-- Problem details --
Please copy every record exactly as it is written.

++++ Information given

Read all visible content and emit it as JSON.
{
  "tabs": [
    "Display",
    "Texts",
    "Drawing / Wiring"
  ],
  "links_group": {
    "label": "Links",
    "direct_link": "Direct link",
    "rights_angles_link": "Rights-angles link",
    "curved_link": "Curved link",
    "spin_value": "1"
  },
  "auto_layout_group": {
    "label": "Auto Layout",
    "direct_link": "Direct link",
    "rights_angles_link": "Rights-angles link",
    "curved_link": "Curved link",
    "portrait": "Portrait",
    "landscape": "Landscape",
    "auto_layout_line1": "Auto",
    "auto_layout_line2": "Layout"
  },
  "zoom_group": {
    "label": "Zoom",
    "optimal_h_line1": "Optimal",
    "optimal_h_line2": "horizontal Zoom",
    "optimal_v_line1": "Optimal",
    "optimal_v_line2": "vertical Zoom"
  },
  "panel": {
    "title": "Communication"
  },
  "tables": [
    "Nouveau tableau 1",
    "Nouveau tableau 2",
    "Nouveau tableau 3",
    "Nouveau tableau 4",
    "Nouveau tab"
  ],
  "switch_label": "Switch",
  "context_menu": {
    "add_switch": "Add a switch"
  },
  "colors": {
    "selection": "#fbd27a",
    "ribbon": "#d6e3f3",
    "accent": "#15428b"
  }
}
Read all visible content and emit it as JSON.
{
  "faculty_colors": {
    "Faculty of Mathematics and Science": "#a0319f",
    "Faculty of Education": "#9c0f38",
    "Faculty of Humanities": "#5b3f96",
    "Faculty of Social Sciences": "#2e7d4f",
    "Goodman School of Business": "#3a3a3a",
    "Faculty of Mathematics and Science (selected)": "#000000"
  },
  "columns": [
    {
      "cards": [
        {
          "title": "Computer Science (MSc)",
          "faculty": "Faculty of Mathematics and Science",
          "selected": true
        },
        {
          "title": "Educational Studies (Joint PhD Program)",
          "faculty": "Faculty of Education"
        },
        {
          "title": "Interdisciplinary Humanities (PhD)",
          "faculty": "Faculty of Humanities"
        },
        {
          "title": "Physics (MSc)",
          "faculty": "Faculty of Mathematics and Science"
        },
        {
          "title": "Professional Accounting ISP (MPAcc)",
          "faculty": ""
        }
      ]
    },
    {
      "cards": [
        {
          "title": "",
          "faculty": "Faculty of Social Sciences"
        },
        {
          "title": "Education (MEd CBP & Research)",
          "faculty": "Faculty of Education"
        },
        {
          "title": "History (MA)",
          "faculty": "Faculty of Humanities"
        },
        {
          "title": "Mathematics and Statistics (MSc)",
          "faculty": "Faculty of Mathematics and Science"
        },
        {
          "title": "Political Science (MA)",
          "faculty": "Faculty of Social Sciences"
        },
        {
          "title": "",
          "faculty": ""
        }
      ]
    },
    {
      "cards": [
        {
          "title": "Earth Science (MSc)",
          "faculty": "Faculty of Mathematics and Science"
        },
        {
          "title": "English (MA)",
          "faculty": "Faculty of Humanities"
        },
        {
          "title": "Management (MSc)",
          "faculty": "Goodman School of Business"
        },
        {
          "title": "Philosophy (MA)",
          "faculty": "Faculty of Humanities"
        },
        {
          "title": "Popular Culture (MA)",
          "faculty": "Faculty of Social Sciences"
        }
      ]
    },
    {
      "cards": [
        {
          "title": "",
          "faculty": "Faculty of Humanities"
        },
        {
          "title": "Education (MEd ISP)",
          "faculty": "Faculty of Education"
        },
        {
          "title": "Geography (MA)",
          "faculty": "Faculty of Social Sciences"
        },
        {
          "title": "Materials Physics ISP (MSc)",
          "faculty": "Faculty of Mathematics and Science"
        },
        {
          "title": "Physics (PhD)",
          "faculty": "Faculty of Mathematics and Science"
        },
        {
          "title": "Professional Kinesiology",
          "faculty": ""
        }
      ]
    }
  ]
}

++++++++

-- Result of this exercise --
Read all visible content and emit it as JSON.
{
  "tabs": [
    "Display",
    "Texts",
    "Drawing / Wiring"
  ],
  "links_group": {
    "label": "Links",
    "direct_link": "Direct link",
    "rights_angles_link": "Rights-angles link",
    "curved_link": "Curved link",
    "spin_value": "1"
  },
  "auto_layout_group": {
    "label": "Auto Layout",
    "direct_link": "Direct link",
    "rights_angles_link": "Rights-angles link",
    "curved_link": "Curved link",
    "portrait": "Portrait",
    "landscape": "Landscape",
    "auto_layout_line1": "Auto",
    "auto_layout_line2": "Layout"
  },
  "zoom_group": {
    "label": "Zoom",
    "optimal_h_line1": "Optimal",
    "optimal_h_line2": "horizontal Zoom",
    "optimal_v_line1": "Optimal",
    "optimal_v_line2": "vertical Zoom"
  },
  "panel": {
    "title": "Communication"
  },
  "tables": [
    "Nouveau tableau 1",
    "Nouveau tableau 2",
    "Nouveau tableau 3",
    "Nouveau tableau 4",
    "Nouveau tab"
  ],
  "switch_label": "Switch",
  "context_menu": {
    "add_switch": "Add a switch"
  },
  "colors": {
    "selection": "#fbd27a",
    "ribbon": "#d6e3f3",
    "accent": "#15428b"
  }
}
Read all visible content and emit it as JSON.
{
  "faculty_colors": {
    "Faculty of Mathematics and Science": "#a0319f",
    "Faculty of Education": "#9c0f38",
    "Faculty of Humanities": "#5b3f96",
    "Faculty of Social Sciences": "#2e7d4f",
    "Goodman School of Business": "#3a3a3a",
    "Faculty of Mathematics and Science (selected)": "#000000"
  },
  "columns": [
    {
      "cards": [
        {
          "title": "Computer Science (MSc)",
          "faculty": "Faculty of Mathematics and Science",
          "selected": true
        },
        {
          "title": "Educational Studies (Joint PhD Program)",
          "faculty": "Faculty of Education"
        },
        {
          "title": "Interdisciplinary Humanities (PhD)",
          "faculty": "Faculty of Humanities"
        },
        {
          "title": "Physics (MSc)",
          "faculty": "Faculty of Mathematics and Science"
        },
        {
          "title": "Professional Accounting ISP (MPAcc)",
          "faculty": ""
        }
      ]
    },
    {
      "cards": [
        {
          "title": "",
          "faculty": "Faculty of Social Sciences"
        },
        {
          "title": "Education (MEd CBP & Research)",
          "faculty": "Faculty of Education"
        },
        {
          "title": "History (MA)",
          "faculty": "Faculty of Humanities"
        },
        {
          "title": "Mathematics and Statistics (MSc)",
          "faculty": "Faculty of Mathematics and Science"
        },
        {
          "title": "Political Science (MA)",
          "faculty": "Faculty of Social Sciences"
        },
        {
          "title": "",
          "faculty": ""
        }
      ]
    },
    {
      "cards": [
        {
          "title": "Earth Science (MSc)",
          "faculty": "Faculty of Mathematics and Science"
        },
        {
          "title": "English (MA)",
          "faculty": "Faculty of Humanities"
        },
        {
          "title": "Management (MSc)",
          "faculty": "Goodman School of Business"
        },
        {
          "title": "Philosophy (MA)",
          "faculty": "Faculty of Humanities"
        },
        {
          "title": "Popular Culture (MA)",
          "faculty": "Faculty of Social Sciences"
        }
      ]
    },
    {
      "cards": [
        {
          "title": "",
          "faculty": "Faculty of Humanities"
        },
        {
          "title": "Education (MEd ISP)",
          "faculty": "Faculty of Education"
        },
        {
          "title": "Geography (MA)",
          "faculty": "Faculty of Social Sciences"
        },
        {
          "title": "Materials Physics ISP (MSc)",
          "faculty": "Faculty of Mathematics and Science"
        },
        {
          "title": "Physics (PhD)",
          "faculty": "Faculty of Mathematics and Science"
        },
        {
          "title": "Professional Kinesiology",
          "faculty": ""
        }
      ]
    }
  ]
}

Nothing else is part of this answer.